App and web page records
━━━━━━━━━━
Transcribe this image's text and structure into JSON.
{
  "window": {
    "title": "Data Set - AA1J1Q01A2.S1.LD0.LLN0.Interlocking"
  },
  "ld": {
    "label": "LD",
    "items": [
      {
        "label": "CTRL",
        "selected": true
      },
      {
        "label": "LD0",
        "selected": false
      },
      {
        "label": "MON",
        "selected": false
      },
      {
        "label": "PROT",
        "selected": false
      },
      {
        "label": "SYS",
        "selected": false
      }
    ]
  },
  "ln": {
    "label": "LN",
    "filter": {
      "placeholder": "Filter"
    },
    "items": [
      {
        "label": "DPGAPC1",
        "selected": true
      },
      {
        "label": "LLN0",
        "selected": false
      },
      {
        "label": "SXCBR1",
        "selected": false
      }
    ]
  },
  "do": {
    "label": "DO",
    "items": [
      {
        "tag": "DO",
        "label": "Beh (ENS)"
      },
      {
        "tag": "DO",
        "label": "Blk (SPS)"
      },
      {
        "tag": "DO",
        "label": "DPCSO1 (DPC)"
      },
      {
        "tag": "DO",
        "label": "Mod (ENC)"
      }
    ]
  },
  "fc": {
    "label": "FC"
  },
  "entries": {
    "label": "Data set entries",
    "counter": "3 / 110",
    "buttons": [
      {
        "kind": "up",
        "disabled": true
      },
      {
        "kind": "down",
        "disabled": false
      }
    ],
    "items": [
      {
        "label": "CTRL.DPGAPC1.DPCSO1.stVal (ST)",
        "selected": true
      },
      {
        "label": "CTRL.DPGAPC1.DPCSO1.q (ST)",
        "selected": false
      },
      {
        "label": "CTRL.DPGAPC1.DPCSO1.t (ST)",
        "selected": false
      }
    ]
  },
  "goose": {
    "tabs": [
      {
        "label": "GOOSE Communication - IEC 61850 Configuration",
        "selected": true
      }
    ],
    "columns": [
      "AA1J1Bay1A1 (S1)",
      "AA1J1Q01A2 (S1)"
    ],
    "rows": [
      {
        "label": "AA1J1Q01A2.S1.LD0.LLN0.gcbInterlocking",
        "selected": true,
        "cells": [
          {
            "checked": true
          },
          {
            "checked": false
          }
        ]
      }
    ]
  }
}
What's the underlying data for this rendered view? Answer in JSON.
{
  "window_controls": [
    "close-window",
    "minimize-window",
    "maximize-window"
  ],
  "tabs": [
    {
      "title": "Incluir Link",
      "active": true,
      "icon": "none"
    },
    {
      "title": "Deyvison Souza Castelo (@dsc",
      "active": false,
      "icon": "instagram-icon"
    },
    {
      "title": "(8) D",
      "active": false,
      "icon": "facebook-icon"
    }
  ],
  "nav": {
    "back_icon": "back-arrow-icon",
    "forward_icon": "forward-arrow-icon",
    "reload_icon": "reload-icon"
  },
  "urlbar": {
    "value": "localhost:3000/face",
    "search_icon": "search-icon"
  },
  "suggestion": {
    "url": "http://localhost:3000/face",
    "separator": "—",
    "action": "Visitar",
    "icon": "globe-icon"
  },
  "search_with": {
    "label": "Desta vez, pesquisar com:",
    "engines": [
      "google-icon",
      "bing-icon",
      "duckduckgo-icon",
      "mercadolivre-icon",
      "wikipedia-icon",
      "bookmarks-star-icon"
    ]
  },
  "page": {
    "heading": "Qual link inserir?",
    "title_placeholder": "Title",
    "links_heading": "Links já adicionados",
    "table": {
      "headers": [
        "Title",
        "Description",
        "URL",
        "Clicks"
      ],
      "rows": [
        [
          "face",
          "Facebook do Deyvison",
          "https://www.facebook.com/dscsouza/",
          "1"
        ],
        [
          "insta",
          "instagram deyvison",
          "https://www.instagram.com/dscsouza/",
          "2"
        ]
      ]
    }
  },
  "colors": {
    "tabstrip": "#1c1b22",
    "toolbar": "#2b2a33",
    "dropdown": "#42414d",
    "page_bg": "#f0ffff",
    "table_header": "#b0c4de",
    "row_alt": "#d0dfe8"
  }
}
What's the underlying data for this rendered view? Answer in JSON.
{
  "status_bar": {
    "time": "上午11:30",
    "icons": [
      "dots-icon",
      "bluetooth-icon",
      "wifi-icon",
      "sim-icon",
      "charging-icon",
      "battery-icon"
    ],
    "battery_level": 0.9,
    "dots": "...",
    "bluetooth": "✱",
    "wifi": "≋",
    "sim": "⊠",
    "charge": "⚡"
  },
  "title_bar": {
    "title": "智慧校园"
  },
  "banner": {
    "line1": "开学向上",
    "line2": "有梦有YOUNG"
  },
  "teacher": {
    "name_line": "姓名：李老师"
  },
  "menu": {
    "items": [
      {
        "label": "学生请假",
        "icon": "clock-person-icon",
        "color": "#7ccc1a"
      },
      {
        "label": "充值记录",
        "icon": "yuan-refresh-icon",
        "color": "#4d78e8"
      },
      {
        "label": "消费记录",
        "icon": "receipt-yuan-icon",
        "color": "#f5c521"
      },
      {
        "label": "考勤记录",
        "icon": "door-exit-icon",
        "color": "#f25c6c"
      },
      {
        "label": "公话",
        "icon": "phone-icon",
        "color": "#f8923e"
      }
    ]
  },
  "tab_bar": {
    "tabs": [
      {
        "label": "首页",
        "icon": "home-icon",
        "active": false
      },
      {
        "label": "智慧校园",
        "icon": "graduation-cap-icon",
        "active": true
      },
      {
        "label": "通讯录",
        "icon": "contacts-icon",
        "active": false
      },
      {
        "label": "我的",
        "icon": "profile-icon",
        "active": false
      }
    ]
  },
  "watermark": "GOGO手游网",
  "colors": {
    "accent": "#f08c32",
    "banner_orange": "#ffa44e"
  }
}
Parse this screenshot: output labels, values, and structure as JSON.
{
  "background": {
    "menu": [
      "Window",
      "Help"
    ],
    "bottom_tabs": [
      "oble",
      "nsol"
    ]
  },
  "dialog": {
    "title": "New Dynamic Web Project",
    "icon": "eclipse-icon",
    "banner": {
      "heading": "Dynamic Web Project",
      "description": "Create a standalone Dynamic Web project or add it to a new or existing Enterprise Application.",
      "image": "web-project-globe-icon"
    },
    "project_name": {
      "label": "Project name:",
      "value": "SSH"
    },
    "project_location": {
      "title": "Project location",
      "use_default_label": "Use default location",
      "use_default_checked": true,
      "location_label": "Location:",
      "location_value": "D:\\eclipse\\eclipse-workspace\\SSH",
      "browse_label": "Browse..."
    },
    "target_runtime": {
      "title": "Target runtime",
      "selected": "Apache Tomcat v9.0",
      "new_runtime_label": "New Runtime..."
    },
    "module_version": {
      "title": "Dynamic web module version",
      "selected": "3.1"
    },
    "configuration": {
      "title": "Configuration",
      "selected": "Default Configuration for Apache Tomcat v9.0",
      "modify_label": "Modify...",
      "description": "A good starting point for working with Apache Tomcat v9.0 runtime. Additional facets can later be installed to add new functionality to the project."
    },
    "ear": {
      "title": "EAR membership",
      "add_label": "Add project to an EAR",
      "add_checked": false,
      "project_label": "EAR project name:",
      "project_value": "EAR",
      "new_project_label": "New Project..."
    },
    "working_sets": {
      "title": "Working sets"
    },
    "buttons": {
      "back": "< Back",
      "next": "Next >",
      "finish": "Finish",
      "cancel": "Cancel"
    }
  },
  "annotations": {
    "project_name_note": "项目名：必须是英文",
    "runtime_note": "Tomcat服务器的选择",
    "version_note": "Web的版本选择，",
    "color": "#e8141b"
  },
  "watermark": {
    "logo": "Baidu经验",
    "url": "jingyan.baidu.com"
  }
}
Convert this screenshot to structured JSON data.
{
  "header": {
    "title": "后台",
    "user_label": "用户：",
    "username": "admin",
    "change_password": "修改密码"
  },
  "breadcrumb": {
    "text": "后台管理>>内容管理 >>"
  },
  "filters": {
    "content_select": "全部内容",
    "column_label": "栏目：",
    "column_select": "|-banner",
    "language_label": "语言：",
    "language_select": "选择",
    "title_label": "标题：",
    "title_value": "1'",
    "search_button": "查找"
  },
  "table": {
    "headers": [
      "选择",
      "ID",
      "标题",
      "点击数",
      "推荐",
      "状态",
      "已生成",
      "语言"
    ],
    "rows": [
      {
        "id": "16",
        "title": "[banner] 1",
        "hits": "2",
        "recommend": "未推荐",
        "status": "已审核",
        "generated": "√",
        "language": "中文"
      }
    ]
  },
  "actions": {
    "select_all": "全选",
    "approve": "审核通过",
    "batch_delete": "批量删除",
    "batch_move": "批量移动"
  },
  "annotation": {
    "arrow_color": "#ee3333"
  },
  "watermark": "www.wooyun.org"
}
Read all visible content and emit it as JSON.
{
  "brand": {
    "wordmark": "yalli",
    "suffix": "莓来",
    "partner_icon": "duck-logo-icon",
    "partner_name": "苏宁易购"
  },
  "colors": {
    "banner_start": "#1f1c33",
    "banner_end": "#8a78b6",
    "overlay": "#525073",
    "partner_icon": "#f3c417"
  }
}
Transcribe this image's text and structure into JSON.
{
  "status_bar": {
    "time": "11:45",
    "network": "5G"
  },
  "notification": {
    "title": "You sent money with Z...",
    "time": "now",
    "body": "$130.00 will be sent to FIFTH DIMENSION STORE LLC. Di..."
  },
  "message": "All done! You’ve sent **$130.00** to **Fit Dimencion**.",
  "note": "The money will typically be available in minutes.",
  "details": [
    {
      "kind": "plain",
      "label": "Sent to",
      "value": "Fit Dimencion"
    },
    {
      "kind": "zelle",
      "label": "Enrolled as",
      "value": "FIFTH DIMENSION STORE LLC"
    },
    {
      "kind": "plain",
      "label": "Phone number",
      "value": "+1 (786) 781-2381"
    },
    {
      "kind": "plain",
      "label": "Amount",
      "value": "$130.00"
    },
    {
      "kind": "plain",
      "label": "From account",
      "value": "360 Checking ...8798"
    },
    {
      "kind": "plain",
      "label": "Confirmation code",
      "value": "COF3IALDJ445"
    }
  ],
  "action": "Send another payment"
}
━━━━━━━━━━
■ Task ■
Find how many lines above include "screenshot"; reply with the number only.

■ Problem solution ■
2